I know when someone has a personality or a habit that annoys me, I can be very judgmental about them. Not in front of them, of course, but behind their backs, gossiping with other people who share my annoyance. But what we may view as innocent talk in secret often leads to hurt feelings, and hurt feelings lead to divisions between groups and divisions between groups create disunity in the church. And when we are responsible for creating disunity in the church, what we are really doing is tearing the body of Christ limb from limb. I’m sorry that isn’t a pleasant image, but it is what it is.
As I was skimming through Francis Chan’s blog recently, I found that he was considering the same issue of unity in the body of Christ. And I was surprised and slightly disheartened to learn that he had found no solution for the problem either. But what did give me a glimmer of hope was the Scripture that Francis found that convicted him this was not a problem we could simply dismiss:
14 For he himself is our peace, who has made us both one and has broken down in his flesh the dividing wall of hostility 15 by abolishing the law of commandments expressed in ordinances, that he might create in himself one new man in place of the two, so making peace, 16 and might reconcile us both to God in one body through the cross, thereby killing the hostility. 17 And he came and preached peace to you who were far off and peace to those who were near. 18 For through him we both have access in one Spirit to the Father. 19 So then you are no longer strangers and aliens, but you are fellow citizens with the saints and members of the household of God, 20 built on the foundation of the apostles and prophets, Christ Jesus himself being the cornerstone, 21 in whom the whole structure, being joined together, grows into a holy temple in the Lord. 22 In him you also are being built together into a dwelling place for God by the Spirit. -Ephesians 2:14-22
This passage makes it clear that Jesus died on the cross not just for the sake of our sins, but for the sake of unifying people of different nationalities, cultures, languages, and personalities as one body of Christ. Unity isn’t supposed to be pleasant side effect of Jesus’s sacrifice; it is a motivation for His sacrifice.

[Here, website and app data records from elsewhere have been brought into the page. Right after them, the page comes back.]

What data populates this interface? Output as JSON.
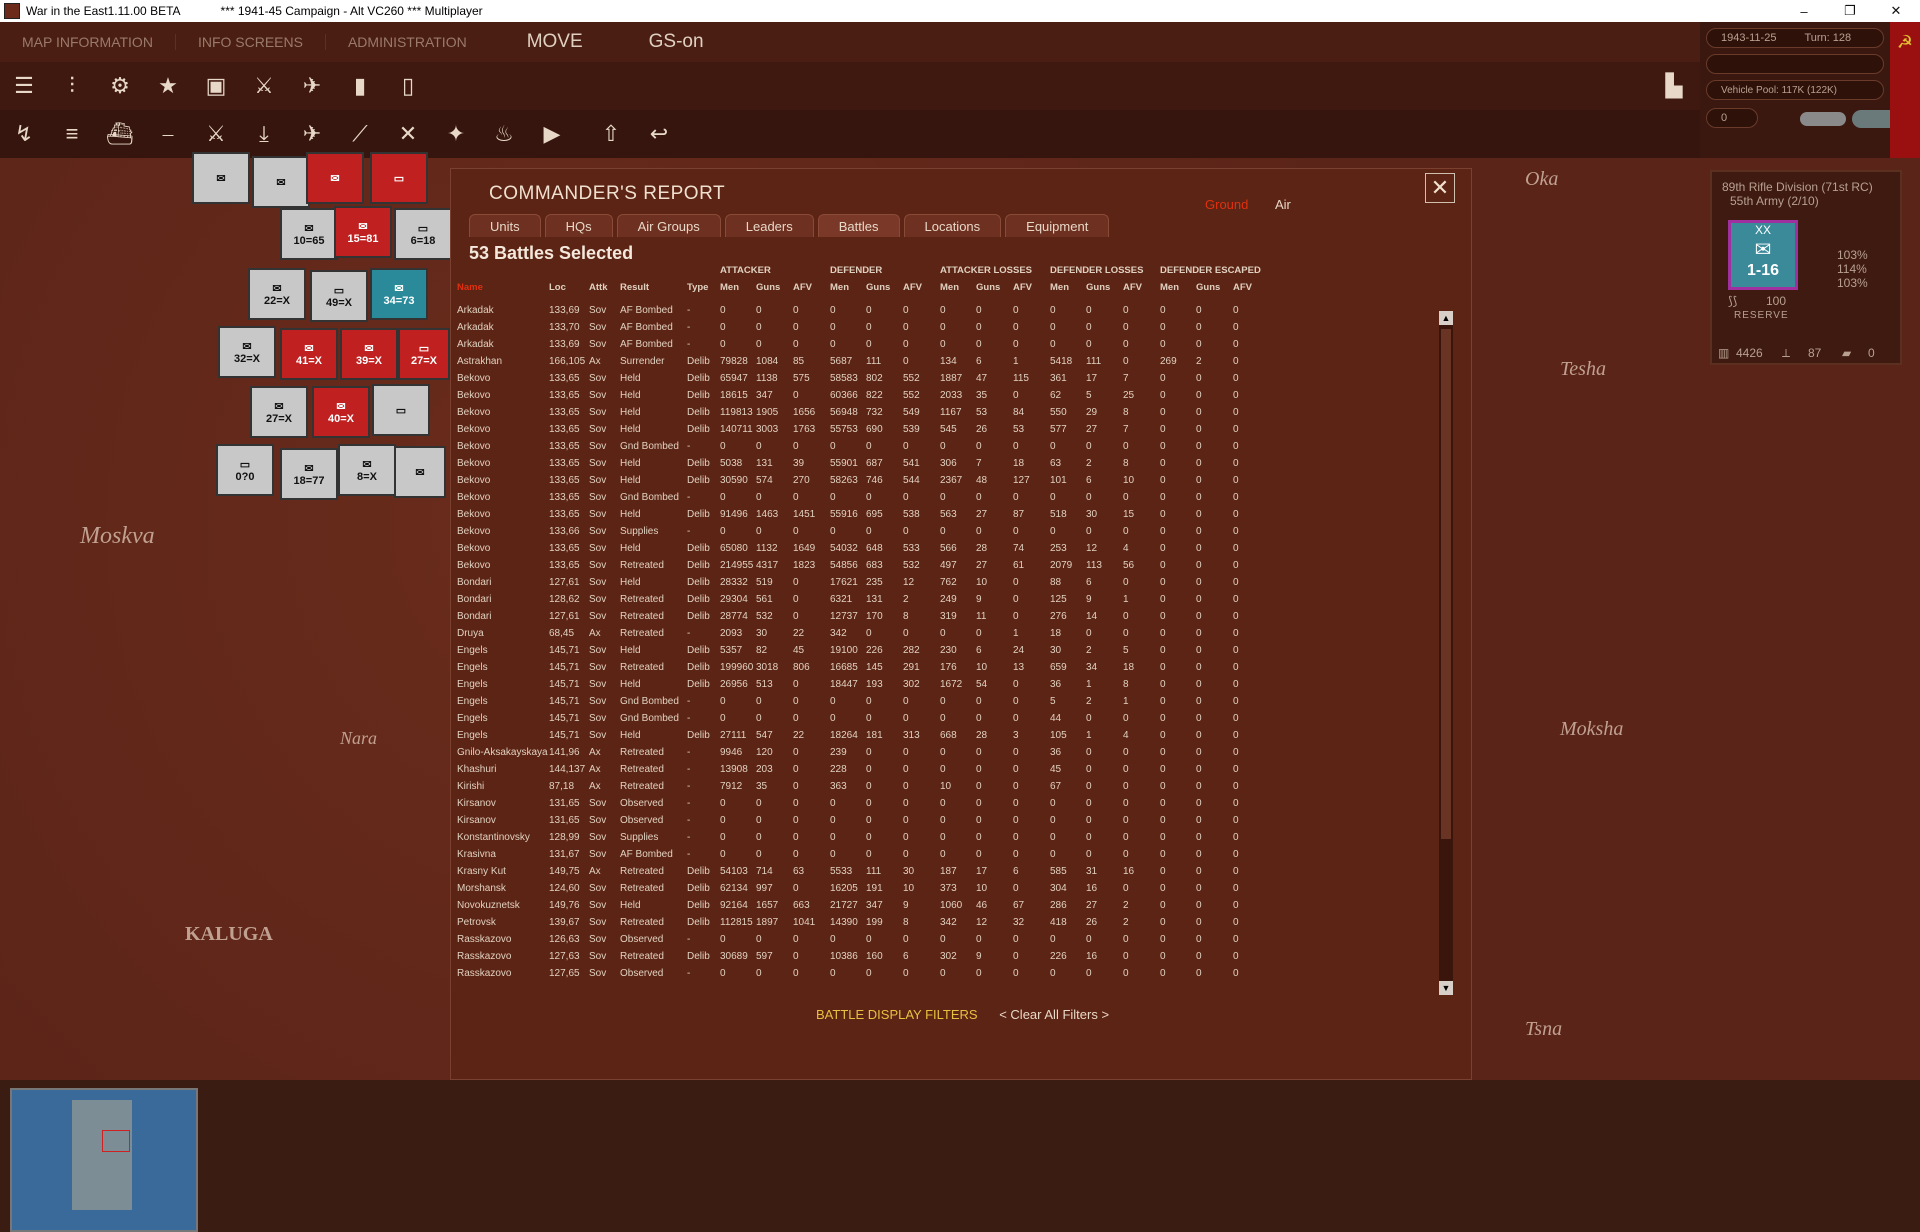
{
  "window": {
    "title_left": "War in the East1.11.00 BETA",
    "title_mid": "***   1941-45 Campaign - Alt VC260   ***   Multiplayer",
    "controls": [
      "–",
      "❐",
      "✕"
    ]
  },
  "menu": {
    "map_information": "MAP INFORMATION",
    "info_screens": "INFO SCREENS",
    "administration": "ADMINISTRATION",
    "move": "MOVE",
    "gs": "GS-on"
  },
  "status": {
    "date": "1943-11-25",
    "turn": "Turn: 128",
    "vehicle_pool": "Vehicle Pool: 117K (122K)",
    "field_value": "0"
  },
  "map": {
    "labels": [
      "Moskva",
      "KALUGA",
      "Oka",
      "Tesha",
      "Moksha",
      "Tsna",
      "Nara"
    ]
  },
  "counters": [
    "10=65",
    "15=81",
    "6=18",
    "22=X",
    "49=X",
    "34=73",
    "32=X",
    "41=X",
    "39=X",
    "27=X",
    "27=X",
    "40=X",
    "0?0",
    "18=77",
    "8=X"
  ],
  "unit_panel": {
    "name": "89th Rifle Division (71st RC)",
    "army": "55th Army (2/10)",
    "size": "XX",
    "strength": "1-16",
    "pct": [
      "103%",
      "114%",
      "103%"
    ],
    "morale": "100",
    "status": "RESERVE",
    "men": "4426",
    "guns": "87",
    "afv": "0"
  },
  "dialog": {
    "title": "COMMANDER'S REPORT",
    "toggle_ground": "Ground",
    "toggle_air": "Air",
    "close": "✕",
    "tabs": [
      "Units",
      "HQs",
      "Air Groups",
      "Leaders",
      "Battles",
      "Locations",
      "Equipment"
    ],
    "active_tab": 4,
    "subtitle": "53 Battles Selected",
    "group_headers": [
      "ATTACKER",
      "DEFENDER",
      "ATTACKER LOSSES",
      "DEFENDER LOSSES",
      "DEFENDER ESCAPED"
    ],
    "columns": [
      "Name",
      "Loc",
      "Attk",
      "Result",
      "Type",
      "Men",
      "Guns",
      "AFV",
      "Men",
      "Guns",
      "AFV",
      "Men",
      "Guns",
      "AFV",
      "Men",
      "Guns",
      "AFV",
      "Men",
      "Guns",
      "AFV"
    ],
    "rows": [
      [
        "Arkadak",
        "133,69",
        "Sov",
        "AF Bombed",
        "-",
        "0",
        "0",
        "0",
        "0",
        "0",
        "0",
        "0",
        "0",
        "0",
        "0",
        "0",
        "0",
        "0",
        "0",
        "0"
      ],
      [
        "Arkadak",
        "133,70",
        "Sov",
        "AF Bombed",
        "-",
        "0",
        "0",
        "0",
        "0",
        "0",
        "0",
        "0",
        "0",
        "0",
        "0",
        "0",
        "0",
        "0",
        "0",
        "0"
      ],
      [
        "Arkadak",
        "133,69",
        "Sov",
        "AF Bombed",
        "-",
        "0",
        "0",
        "0",
        "0",
        "0",
        "0",
        "0",
        "0",
        "0",
        "0",
        "0",
        "0",
        "0",
        "0",
        "0"
      ],
      [
        "Astrakhan",
        "166,105",
        "Ax",
        "Surrender",
        "Delib",
        "79828",
        "1084",
        "85",
        "5687",
        "111",
        "0",
        "134",
        "6",
        "1",
        "5418",
        "111",
        "0",
        "269",
        "2",
        "0"
      ],
      [
        "Bekovo",
        "133,65",
        "Sov",
        "Held",
        "Delib",
        "65947",
        "1138",
        "575",
        "58583",
        "802",
        "552",
        "1887",
        "47",
        "115",
        "361",
        "17",
        "7",
        "0",
        "0",
        "0"
      ],
      [
        "Bekovo",
        "133,65",
        "Sov",
        "Held",
        "Delib",
        "18615",
        "347",
        "0",
        "60366",
        "822",
        "552",
        "2033",
        "35",
        "0",
        "62",
        "5",
        "25",
        "0",
        "0",
        "0"
      ],
      [
        "Bekovo",
        "133,65",
        "Sov",
        "Held",
        "Delib",
        "119813",
        "1905",
        "1656",
        "56948",
        "732",
        "549",
        "1167",
        "53",
        "84",
        "550",
        "29",
        "8",
        "0",
        "0",
        "0"
      ],
      [
        "Bekovo",
        "133,65",
        "Sov",
        "Held",
        "Delib",
        "140711",
        "3003",
        "1763",
        "55753",
        "690",
        "539",
        "545",
        "26",
        "53",
        "577",
        "27",
        "7",
        "0",
        "0",
        "0"
      ],
      [
        "Bekovo",
        "133,65",
        "Sov",
        "Gnd Bombed",
        "-",
        "0",
        "0",
        "0",
        "0",
        "0",
        "0",
        "0",
        "0",
        "0",
        "0",
        "0",
        "0",
        "0",
        "0",
        "0"
      ],
      [
        "Bekovo",
        "133,65",
        "Sov",
        "Held",
        "Delib",
        "5038",
        "131",
        "39",
        "55901",
        "687",
        "541",
        "306",
        "7",
        "18",
        "63",
        "2",
        "8",
        "0",
        "0",
        "0"
      ],
      [
        "Bekovo",
        "133,65",
        "Sov",
        "Held",
        "Delib",
        "30590",
        "574",
        "270",
        "58263",
        "746",
        "544",
        "2367",
        "48",
        "127",
        "101",
        "6",
        "10",
        "0",
        "0",
        "0"
      ],
      [
        "Bekovo",
        "133,65",
        "Sov",
        "Gnd Bombed",
        "-",
        "0",
        "0",
        "0",
        "0",
        "0",
        "0",
        "0",
        "0",
        "0",
        "0",
        "0",
        "0",
        "0",
        "0",
        "0"
      ],
      [
        "Bekovo",
        "133,65",
        "Sov",
        "Held",
        "Delib",
        "91496",
        "1463",
        "1451",
        "55916",
        "695",
        "538",
        "563",
        "27",
        "87",
        "518",
        "30",
        "15",
        "0",
        "0",
        "0"
      ],
      [
        "Bekovo",
        "133,66",
        "Sov",
        "Supplies",
        "-",
        "0",
        "0",
        "0",
        "0",
        "0",
        "0",
        "0",
        "0",
        "0",
        "0",
        "0",
        "0",
        "0",
        "0",
        "0"
      ],
      [
        "Bekovo",
        "133,65",
        "Sov",
        "Held",
        "Delib",
        "65080",
        "1132",
        "1649",
        "54032",
        "648",
        "533",
        "566",
        "28",
        "74",
        "253",
        "12",
        "4",
        "0",
        "0",
        "0"
      ],
      [
        "Bekovo",
        "133,65",
        "Sov",
        "Retreated",
        "Delib",
        "214955",
        "4317",
        "1823",
        "54856",
        "683",
        "532",
        "497",
        "27",
        "61",
        "2079",
        "113",
        "56",
        "0",
        "0",
        "0"
      ],
      [
        "Bondari",
        "127,61",
        "Sov",
        "Held",
        "Delib",
        "28332",
        "519",
        "0",
        "17621",
        "235",
        "12",
        "762",
        "10",
        "0",
        "88",
        "6",
        "0",
        "0",
        "0",
        "0"
      ],
      [
        "Bondari",
        "128,62",
        "Sov",
        "Retreated",
        "Delib",
        "29304",
        "561",
        "0",
        "6321",
        "131",
        "2",
        "249",
        "9",
        "0",
        "125",
        "9",
        "1",
        "0",
        "0",
        "0"
      ],
      [
        "Bondari",
        "127,61",
        "Sov",
        "Retreated",
        "Delib",
        "28774",
        "532",
        "0",
        "12737",
        "170",
        "8",
        "319",
        "11",
        "0",
        "276",
        "14",
        "0",
        "0",
        "0",
        "0"
      ],
      [
        "Druya",
        "68,45",
        "Ax",
        "Retreated",
        "-",
        "2093",
        "30",
        "22",
        "342",
        "0",
        "0",
        "0",
        "0",
        "1",
        "18",
        "0",
        "0",
        "0",
        "0",
        "0"
      ],
      [
        "Engels",
        "145,71",
        "Sov",
        "Held",
        "Delib",
        "5357",
        "82",
        "45",
        "19100",
        "226",
        "282",
        "230",
        "6",
        "24",
        "30",
        "2",
        "5",
        "0",
        "0",
        "0"
      ],
      [
        "Engels",
        "145,71",
        "Sov",
        "Retreated",
        "Delib",
        "199960",
        "3018",
        "806",
        "16685",
        "145",
        "291",
        "176",
        "10",
        "13",
        "659",
        "34",
        "18",
        "0",
        "0",
        "0"
      ],
      [
        "Engels",
        "145,71",
        "Sov",
        "Held",
        "Delib",
        "26956",
        "513",
        "0",
        "18447",
        "193",
        "302",
        "1672",
        "54",
        "0",
        "36",
        "1",
        "8",
        "0",
        "0",
        "0"
      ],
      [
        "Engels",
        "145,71",
        "Sov",
        "Gnd Bombed",
        "-",
        "0",
        "0",
        "0",
        "0",
        "0",
        "0",
        "0",
        "0",
        "0",
        "5",
        "2",
        "1",
        "0",
        "0",
        "0"
      ],
      [
        "Engels",
        "145,71",
        "Sov",
        "Gnd Bombed",
        "-",
        "0",
        "0",
        "0",
        "0",
        "0",
        "0",
        "0",
        "0",
        "0",
        "44",
        "0",
        "0",
        "0",
        "0",
        "0"
      ],
      [
        "Engels",
        "145,71",
        "Sov",
        "Held",
        "Delib",
        "27111",
        "547",
        "22",
        "18264",
        "181",
        "313",
        "668",
        "28",
        "3",
        "105",
        "1",
        "4",
        "0",
        "0",
        "0"
      ],
      [
        "Gnilo-Aksakayskaya",
        "141,96",
        "Ax",
        "Retreated",
        "-",
        "9946",
        "120",
        "0",
        "239",
        "0",
        "0",
        "0",
        "0",
        "0",
        "36",
        "0",
        "0",
        "0",
        "0",
        "0"
      ],
      [
        "Khashuri",
        "144,137",
        "Ax",
        "Retreated",
        "-",
        "13908",
        "203",
        "0",
        "228",
        "0",
        "0",
        "0",
        "0",
        "0",
        "45",
        "0",
        "0",
        "0",
        "0",
        "0"
      ],
      [
        "Kirishi",
        "87,18",
        "Ax",
        "Retreated",
        "-",
        "7912",
        "35",
        "0",
        "363",
        "0",
        "0",
        "10",
        "0",
        "0",
        "67",
        "0",
        "0",
        "0",
        "0",
        "0"
      ],
      [
        "Kirsanov",
        "131,65",
        "Sov",
        "Observed",
        "-",
        "0",
        "0",
        "0",
        "0",
        "0",
        "0",
        "0",
        "0",
        "0",
        "0",
        "0",
        "0",
        "0",
        "0",
        "0"
      ],
      [
        "Kirsanov",
        "131,65",
        "Sov",
        "Observed",
        "-",
        "0",
        "0",
        "0",
        "0",
        "0",
        "0",
        "0",
        "0",
        "0",
        "0",
        "0",
        "0",
        "0",
        "0",
        "0"
      ],
      [
        "Konstantinovsky",
        "128,99",
        "Sov",
        "Supplies",
        "-",
        "0",
        "0",
        "0",
        "0",
        "0",
        "0",
        "0",
        "0",
        "0",
        "0",
        "0",
        "0",
        "0",
        "0",
        "0"
      ],
      [
        "Krasivna",
        "131,67",
        "Sov",
        "AF Bombed",
        "-",
        "0",
        "0",
        "0",
        "0",
        "0",
        "0",
        "0",
        "0",
        "0",
        "0",
        "0",
        "0",
        "0",
        "0",
        "0"
      ],
      [
        "Krasny Kut",
        "149,75",
        "Ax",
        "Retreated",
        "Delib",
        "54103",
        "714",
        "63",
        "5533",
        "111",
        "30",
        "187",
        "17",
        "6",
        "585",
        "31",
        "16",
        "0",
        "0",
        "0"
      ],
      [
        "Morshansk",
        "124,60",
        "Sov",
        "Retreated",
        "Delib",
        "62134",
        "997",
        "0",
        "16205",
        "191",
        "10",
        "373",
        "10",
        "0",
        "304",
        "16",
        "0",
        "0",
        "0",
        "0"
      ],
      [
        "Novokuznetsk",
        "149,76",
        "Sov",
        "Held",
        "Delib",
        "92164",
        "1657",
        "663",
        "21727",
        "347",
        "9",
        "1060",
        "46",
        "67",
        "286",
        "27",
        "2",
        "0",
        "0",
        "0"
      ],
      [
        "Petrovsk",
        "139,67",
        "Sov",
        "Retreated",
        "Delib",
        "112815",
        "1897",
        "1041",
        "14390",
        "199",
        "8",
        "342",
        "12",
        "32",
        "418",
        "26",
        "2",
        "0",
        "0",
        "0"
      ],
      [
        "Rasskazovo",
        "126,63",
        "Sov",
        "Observed",
        "-",
        "0",
        "0",
        "0",
        "0",
        "0",
        "0",
        "0",
        "0",
        "0",
        "0",
        "0",
        "0",
        "0",
        "0",
        "0"
      ],
      [
        "Rasskazovo",
        "127,63",
        "Sov",
        "Retreated",
        "Delib",
        "30689",
        "597",
        "0",
        "10386",
        "160",
        "6",
        "302",
        "9",
        "0",
        "226",
        "16",
        "0",
        "0",
        "0",
        "0"
      ],
      [
        "Rasskazovo",
        "127,65",
        "Sov",
        "Observed",
        "-",
        "0",
        "0",
        "0",
        "0",
        "0",
        "0",
        "0",
        "0",
        "0",
        "0",
        "0",
        "0",
        "0",
        "0",
        "0"
      ]
    ],
    "filters_label": "BATTLE DISPLAY FILTERS",
    "clear_filters": "< Clear All Filters >"
  },
  "colors": {
    "dialog_bg": "#5c2414",
    "toggle_ground_active": "#e03010",
    "filters_label": "#e8c040"
  }
}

I believe if we understand the importance Christ placed on unity in the church in full, we would not be so flippant about the things we say about others behind their backs or so casual about rolling our eyes when someone makes a comment we don’t agree with. We would treat each other with much more grace and sincerity. And that would at least be a start, wouldn’t it? We may not conquer the problem of disunity in the body of Christ, but we can certainly stop contributing to it.